“Practice what you preach.”
It’s an old saying, and 83-year-old Holocaust survivor Eva Kor takes it to heart. She recently used her own award ceremony to preach a passionate message of forgiveness to Congress, and her incredible story is one that’s all about forgiveness.
Indiana Governor Eric Holcomb recently awarded Kor the Sachem Award, the state’s highest honor. The Holocaust survivor received the recognition for her years of advocacy work, as well as her incredible willingness to extend forgiveness to the Nazis who captured her during the Holocaust.
Kor’s Story of Forgiveness
Kor knows a little about kindness and forgiveness. In 1944, at the age of 10, she, her twin sister, and the rest of the family were taken to Auschwitz. When the family arrived, her parents and older sisters were led from the selection platform to the gas chambers, and Kor and her sister Miriam were taken to Mengele’s laboratory where they were experimented on like lab rats.
According to Kor, the twins were used as “human guinea pigs,” and at one point, she was injected with a deadly germ by doctors who thought she’d never live more than a few weeks.
But Kor refused to give up. In the documentary “Forgiving Dr. Mengele,” she said “I refused to die,” choosing to keep fighting to make sure her twin sister survived the horrors of Mengele’s laboratory.
For decades, Kor dealt with bitterness, struggling to forgive Mengele. Her twin sister passed away in 1993 from a lung problem Kor felt was a result of Mengeles experiments, and Eva had regular nightmares that her sister was suffocating to death. She’d lost her entire family, and in the middle of her anguish, nightmares, and bitterness she found a cure – forgiveness.
“I discovered I had one power…any victim, any person hurt, you have that same power. You have the power to forgiveness,” Kor said.
And really, perhaps the term “forgiveness” doesn’t do what Kor preaches justice – it’s more like some form of self-liberation and self-healing.
Forgiveness not only saved Kor, it became the inspiration for everything in her life. She’s given thousands of lectures, sharing her message of forgiveness with rape victims, racism victims, Cuban exiles, bullied teens, and targets of homophobia.
Preaching Forgiveness to Congress
It hasn’t been enough for Kor to preach her message of forgiveness to thousands of people across the country and the world – she also wanted to get her message inside the halls of Congress. Her recent awards ceremony, which took place at the Indiana War Memorial, offered her the perfect opportunity to preach forgiveness to the nation’s lawmakers, and she asked the governor for help getting her message out.
In her heavily accented English, which holds a mix of German, Hebrew, Romanian, French, Hungarian, and Russian, she told people “I would like to beat some sense into their heads.”
Despite her age and her small stature, you got the feeling that she has what it takes to really work over Congress.
“I would like to tell them we all must stop fighting with each other and try to help one another,” Kor added, pointing out that the continual fighting in Washington meant that politicians weren’t helping the American people.
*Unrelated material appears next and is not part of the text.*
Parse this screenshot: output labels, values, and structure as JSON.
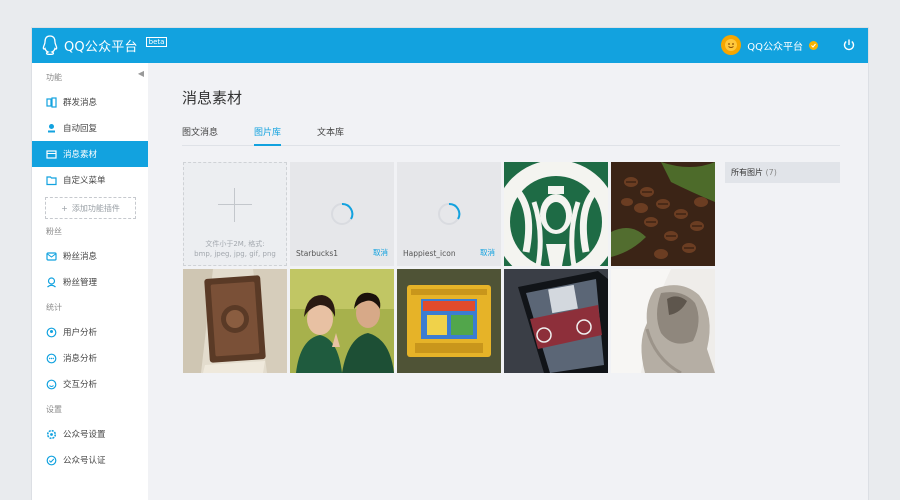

And she wants Congress, and the United States, to be an example of getting along.
“Do we want the United States to exist as a shining example to the world that we can get along with one another – even though we don’t agree on everything?” she asked.
Kor didn’t take political sides either. In fact, she noted that she didn’t care what political affiliation lawmakers had – if they’re in Congress, they should be working to help the American people and serve as examples to the rest of the world, regardless of political party. She doesn’t care who gets the blame. She doesn’t care who gets the credit. Instead, she says, “I want the results.”
Congress should take note. Kor’s message of forgiveness is a powerful one. And she’s not done yet. She wants and actual audience with Congress to share her story and preach her message. And that message of forgiveness is one that Congress, and the world, needs to hear.
~ 1776 Christian